Each record must be retyped in full. No character may differ.

▬▬▬▬▬▬▬▬▬▬

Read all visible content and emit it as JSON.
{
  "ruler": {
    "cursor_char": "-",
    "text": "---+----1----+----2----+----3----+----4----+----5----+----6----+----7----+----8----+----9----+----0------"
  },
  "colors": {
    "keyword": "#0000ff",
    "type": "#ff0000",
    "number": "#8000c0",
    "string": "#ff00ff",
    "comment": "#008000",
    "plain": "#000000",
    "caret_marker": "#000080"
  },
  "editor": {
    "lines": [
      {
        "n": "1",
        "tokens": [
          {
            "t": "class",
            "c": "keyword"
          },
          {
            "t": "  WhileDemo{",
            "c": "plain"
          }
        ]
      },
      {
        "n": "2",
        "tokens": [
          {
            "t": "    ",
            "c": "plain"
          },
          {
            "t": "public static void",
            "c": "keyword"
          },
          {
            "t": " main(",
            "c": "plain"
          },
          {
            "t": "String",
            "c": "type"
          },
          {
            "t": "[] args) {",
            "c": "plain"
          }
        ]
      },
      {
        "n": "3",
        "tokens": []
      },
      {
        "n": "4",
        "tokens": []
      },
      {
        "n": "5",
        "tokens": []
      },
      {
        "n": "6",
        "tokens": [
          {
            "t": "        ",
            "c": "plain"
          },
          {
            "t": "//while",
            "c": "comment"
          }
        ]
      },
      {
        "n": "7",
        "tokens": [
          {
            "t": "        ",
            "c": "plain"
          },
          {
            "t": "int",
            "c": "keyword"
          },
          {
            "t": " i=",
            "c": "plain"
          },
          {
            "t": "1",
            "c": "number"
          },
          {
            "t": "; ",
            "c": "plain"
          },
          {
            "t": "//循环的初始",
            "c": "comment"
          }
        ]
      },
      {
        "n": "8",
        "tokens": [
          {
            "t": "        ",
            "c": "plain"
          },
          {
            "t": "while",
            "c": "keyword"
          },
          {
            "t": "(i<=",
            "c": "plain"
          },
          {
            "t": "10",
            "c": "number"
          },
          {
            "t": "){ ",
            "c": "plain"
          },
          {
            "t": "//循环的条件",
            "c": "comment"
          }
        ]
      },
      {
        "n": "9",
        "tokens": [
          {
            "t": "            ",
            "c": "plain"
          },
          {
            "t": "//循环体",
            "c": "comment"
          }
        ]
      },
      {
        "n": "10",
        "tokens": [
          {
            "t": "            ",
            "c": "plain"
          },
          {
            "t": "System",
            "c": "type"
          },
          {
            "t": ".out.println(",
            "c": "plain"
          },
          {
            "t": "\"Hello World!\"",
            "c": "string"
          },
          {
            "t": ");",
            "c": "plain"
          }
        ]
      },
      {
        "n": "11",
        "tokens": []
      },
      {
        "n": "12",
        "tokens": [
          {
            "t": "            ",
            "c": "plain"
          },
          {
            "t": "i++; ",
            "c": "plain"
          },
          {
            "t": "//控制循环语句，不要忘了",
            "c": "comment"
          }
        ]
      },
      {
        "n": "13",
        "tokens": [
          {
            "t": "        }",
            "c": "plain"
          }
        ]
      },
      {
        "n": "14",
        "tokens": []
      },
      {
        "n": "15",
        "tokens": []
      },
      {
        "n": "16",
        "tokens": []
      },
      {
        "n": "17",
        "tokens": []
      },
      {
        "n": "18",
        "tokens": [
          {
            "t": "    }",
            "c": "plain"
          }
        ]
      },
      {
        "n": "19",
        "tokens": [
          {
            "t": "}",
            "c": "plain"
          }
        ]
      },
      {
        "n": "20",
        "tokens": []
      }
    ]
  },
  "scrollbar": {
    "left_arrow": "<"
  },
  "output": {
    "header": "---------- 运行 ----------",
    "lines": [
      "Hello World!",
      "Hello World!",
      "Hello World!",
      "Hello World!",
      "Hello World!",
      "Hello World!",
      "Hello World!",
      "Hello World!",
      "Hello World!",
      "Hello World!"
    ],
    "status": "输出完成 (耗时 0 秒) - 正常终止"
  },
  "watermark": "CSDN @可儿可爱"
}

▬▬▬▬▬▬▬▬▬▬

» WRITTEN RESPONSE:
Read all visible content and emit it as JSON.
{
  "ruler": {
    "cursor_char": "-",
    "text": "---+----1----+----2----+----3----+----4----+----5----+----6----+----7----+----8----+----9----+----0------"
  },
  "colors": {
    "keyword": "#0000ff",
    "type": "#ff0000",
    "number": "#8000c0",
    "string": "#ff00ff",
    "comment": "#008000",
    "plain": "#000000",
    "caret_marker": "#000080"
  },
  "editor": {
    "lines": [
      {
        "n": "1",
        "tokens": [
          {
            "t": "class",
            "c": "keyword"
          },
          {
            "t": "  WhileDemo{",
            "c": "plain"
          }
        ]
      },
      {
        "n": "2",
        "tokens": [
          {
            "t": "    ",
            "c": "plain"
          },
          {
            "t": "public static void",
            "c": "keyword"
          },
          {
            "t": " main(",
            "c": "plain"
          },
          {
            "t": "String",
            "c": "type"
          },
          {
            "t": "[] args) {",
            "c": "plain"
          }
        ]
      },
      {
        "n": "3",
        "tokens": []
      },
      {
        "n": "4",
        "tokens": []
      },
      {
        "n": "5",
        "tokens": []
      },
      {
        "n": "6",
        "tokens": [
          {
            "t": "        ",
            "c": "plain"
          },
          {
            "t": "//while",
            "c": "comment"
          }
        ]
      },
      {
        "n": "7",
        "tokens": [
          {
            "t": "        ",
            "c": "plain"
          },
          {
            "t": "int",
            "c": "keyword"
          },
          {
            "t": " i=",
            "c": "plain"
          },
          {
            "t": "1",
            "c": "number"
          },
          {
            "t": "; ",
            "c": "plain"
          },
          {
            "t": "//循环的初始",
            "c": "comment"
          }
        ]
      },
      {
        "n": "8",
        "tokens": [
          {
            "t": "        ",
            "c": "plain"
          },
          {
            "t": "while",
            "c": "keyword"
          },
          {
            "t": "(i<=",
            "c": "plain"
          },
          {
            "t": "10",
            "c": "number"
          },
          {
            "t": "){ ",
            "c": "plain"
          },
          {
            "t": "//循环的条件",
            "c": "comment"
          }
        ]
      },
      {
        "n": "9",
        "tokens": [
          {
            "t": "            ",
            "c": "plain"
          },
          {
            "t": "//循环体",
            "c": "comment"
          }
        ]
      },
      {
        "n": "10",
        "tokens": [
          {
            "t": "            ",
            "c": "plain"
          },
          {
            "t": "System",
            "c": "type"
          },
          {
            "t": ".out.println(",
            "c": "plain"
          },
          {
            "t": "\"Hello World!\"",
            "c": "string"
          },
          {
            "t": ");",
            "c": "plain"
          }
        ]
      },
      {
        "n": "11",
        "tokens": []
      },
      {
        "n": "12",
        "tokens": [
          {
            "t": "            ",
            "c": "plain"
          },
          {
            "t": "i++; ",
            "c": "plain"
          },
          {
            "t": "//控制循环语句，不要忘了",
            "c": "comment"
          }
        ]
      },
      {
        "n": "13",
        "tokens": [
          {
            "t": "        }",
            "c": "plain"
          }
        ]
      },
      {
        "n": "14",
        "tokens": []
      },
      {
        "n": "15",
        "tokens": []
      },
      {
        "n": "16",
        "tokens": []
      },
      {
        "n": "17",
        "tokens": []
      },
      {
        "n": "18",
        "tokens": [
          {
            "t": "    }",
            "c": "plain"
          }
        ]
      },
      {
        "n": "19",
        "tokens": [
          {
            "t": "}",
            "c": "plain"
          }
        ]
      },
      {
        "n": "20",
        "tokens": []
      }
    ]
  },
  "scrollbar": {
    "left_arrow": "<"
  },
  "output": {
    "header": "---------- 运行 ----------",
    "lines": [
      "Hello World!",
      "Hello World!",
      "Hello World!",
      "Hello World!",
      "Hello World!",
      "Hello World!",
      "Hello World!",
      "Hello World!",
      "Hello World!",
      "Hello World!"
    ],
    "status": "输出完成 (耗时 0 秒) - 正常终止"
  },
  "watermark": "CSDN @可儿可爱"
}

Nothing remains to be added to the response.